Overall, I think Michael Clay Thompson's Language Arts program is wonderful!  Riley is able to use it fairly independently and has learned a great deal.  She actually enjoys it and I see her making connections from her language arts study to other academic areas on a regular basis.  Because each language arts component has a different book, scheduling can be a bit confusing for first time users.  However, I highly recommend the Yahoo Group for support and suggested schedules as well as this slide presentation on the elementary tier (first three years) of MCT.  I do not have any experience with the upper three levels of MCT so I'm not at liberty to comment on them.


  1. Thank you for this! How do you connect with the yahoo group for MCT?

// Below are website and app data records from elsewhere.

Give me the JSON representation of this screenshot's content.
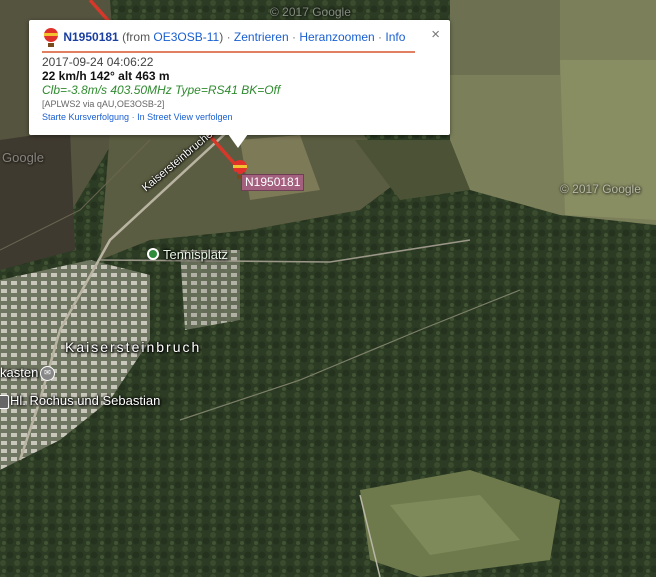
{
  "popup": {
    "callsign": "N1950181",
    "from_text": "(from",
    "from_station": "OE3OSB-11",
    "from_close": ")",
    "links": [
      "Zentrieren",
      "Heranzoomen",
      "Info"
    ],
    "separator": "·",
    "timestamp": "2017-09-24 04:06:22",
    "speed_line": "22 km/h 142° alt 463 m",
    "comment": "Clb=-3.8m/s 403.50MHz Type=RS41 BK=Off",
    "path": "[APLWS2 via qAU,OE3OSB-2]",
    "bottom_links": [
      "Starte Kursverfolgung",
      "In Street View verfolgen"
    ],
    "close_glyph": "×"
  },
  "map": {
    "marker_label": "N1950181",
    "places": {
      "road": "Kaisersteinbrucher",
      "tennis": "Tennisplatz",
      "village": "Kaisersteinbruch",
      "kasten": "kasten",
      "church": "Hl. Rochus und Sebastian"
    },
    "watermarks": [
      "© 2017 Google",
      "Google",
      "© 2017 Google"
    ]
  }
}
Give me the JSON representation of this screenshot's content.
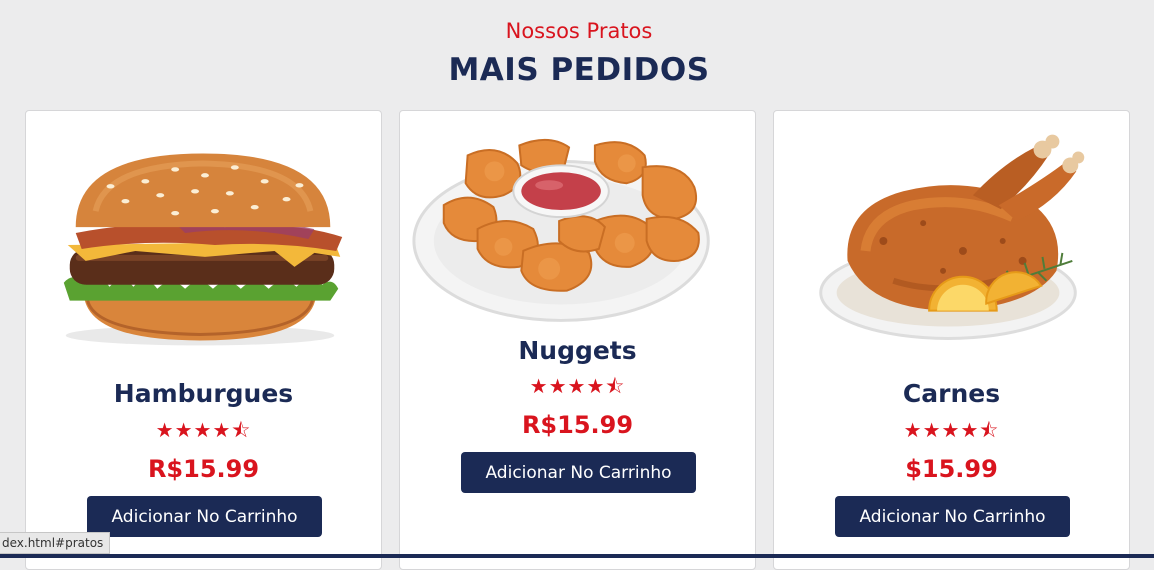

  2. You're welcome Heidi. Go to Yahoo Groups and search for MCTLA.


  3. Hi Melissa, Do you still use MCT? I am thinking of using Grammar Island this fall and am wondering what your thoughts are now after having used two levels.


  4. Hey Rebecca,

    I loved MCT Town level when we used it. Our dd used it pretty independently in 5th grade. I was planning to use the Voyage level with her in 6th grade, but at the last minute decided against it because I thought the writing made a huge leap (like more appropriate for high school). We use Charlotte Mason's methods for language arts and I didn't feel MCT was in line with what we were doing at that time. I have since put the Voyage level for sale. However, if it doesn't sell, maybe I would reconsider it now that she's older (rising 8th grader).

    Again, I think it's a wonderful program. I actually heard Michael Clay Thompson speak last year at the GHC in Ohio and I love what he's done with poetry. I have even thought about piecing it out to use parts of it.

    One thing to keep in mind is that MCT was written for gifted and talented students so you don't necessarily need to align their grade level with your child's if that makes sense. I would assign rather by maturity and skill level.

    Hope that helps,